### DATA FOR THIS EXERCISE

######

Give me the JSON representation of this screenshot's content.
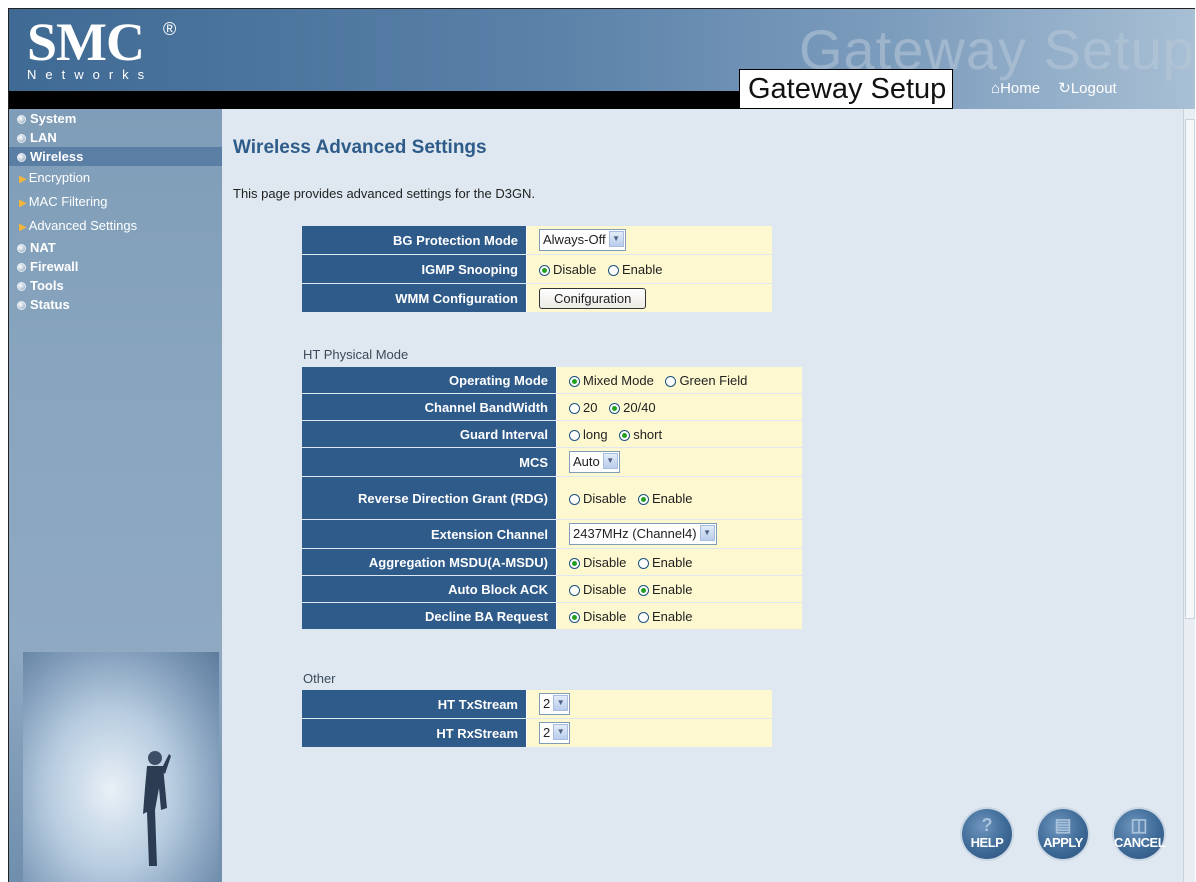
{
  "header": {
    "logo_main": "SMC",
    "logo_reg": "®",
    "logo_sub": "Networks",
    "banner_text": "Gateway Setup",
    "title": "Gateway Setup",
    "home_label": "Home",
    "logout_label": "Logout"
  },
  "sidebar": {
    "items": [
      {
        "label": "System"
      },
      {
        "label": "LAN"
      },
      {
        "label": "Wireless"
      },
      {
        "label": "NAT"
      },
      {
        "label": "Firewall"
      },
      {
        "label": "Tools"
      },
      {
        "label": "Status"
      }
    ],
    "sub_items": [
      {
        "label": "Encryption"
      },
      {
        "label": "MAC Filtering"
      },
      {
        "label": "Advanced Settings"
      }
    ]
  },
  "page": {
    "title": "Wireless Advanced Settings",
    "description": "This page provides advanced settings for the D3GN."
  },
  "basic": {
    "bg_protection": {
      "label": "BG Protection Mode",
      "value": "Always-Off"
    },
    "igmp": {
      "label": "IGMP Snooping",
      "opt1": "Disable",
      "opt2": "Enable",
      "selected": "Disable"
    },
    "wmm": {
      "label": "WMM Configuration",
      "button": "Conifguration"
    }
  },
  "ht": {
    "section_label": "HT Physical Mode",
    "operating_mode": {
      "label": "Operating Mode",
      "opt1": "Mixed Mode",
      "opt2": "Green Field",
      "selected": "Mixed Mode"
    },
    "bandwidth": {
      "label": "Channel BandWidth",
      "opt1": "20",
      "opt2": "20/40",
      "selected": "20/40"
    },
    "guard": {
      "label": "Guard Interval",
      "opt1": "long",
      "opt2": "short",
      "selected": "short"
    },
    "mcs": {
      "label": "MCS",
      "value": "Auto"
    },
    "rdg": {
      "label": "Reverse Direction Grant (RDG)",
      "opt1": "Disable",
      "opt2": "Enable",
      "selected": "Enable"
    },
    "ext_channel": {
      "label": "Extension Channel",
      "value": "2437MHz (Channel4)"
    },
    "amsdu": {
      "label": "Aggregation MSDU(A-MSDU)",
      "opt1": "Disable",
      "opt2": "Enable",
      "selected": "Disable"
    },
    "auto_ba": {
      "label": "Auto Block ACK",
      "opt1": "Disable",
      "opt2": "Enable",
      "selected": "Enable"
    },
    "decline_ba": {
      "label": "Decline BA Request",
      "opt1": "Disable",
      "opt2": "Enable",
      "selected": "Disable"
    }
  },
  "other": {
    "section_label": "Other",
    "tx": {
      "label": "HT TxStream",
      "value": "2"
    },
    "rx": {
      "label": "HT RxStream",
      "value": "2"
    }
  },
  "actions": {
    "help": "HELP",
    "apply": "APPLY",
    "cancel": "CANCEL"
  }
}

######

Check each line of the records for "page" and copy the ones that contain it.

### RESULT
  "page": {
    "description": "This page provides advanced settings for the D3GN."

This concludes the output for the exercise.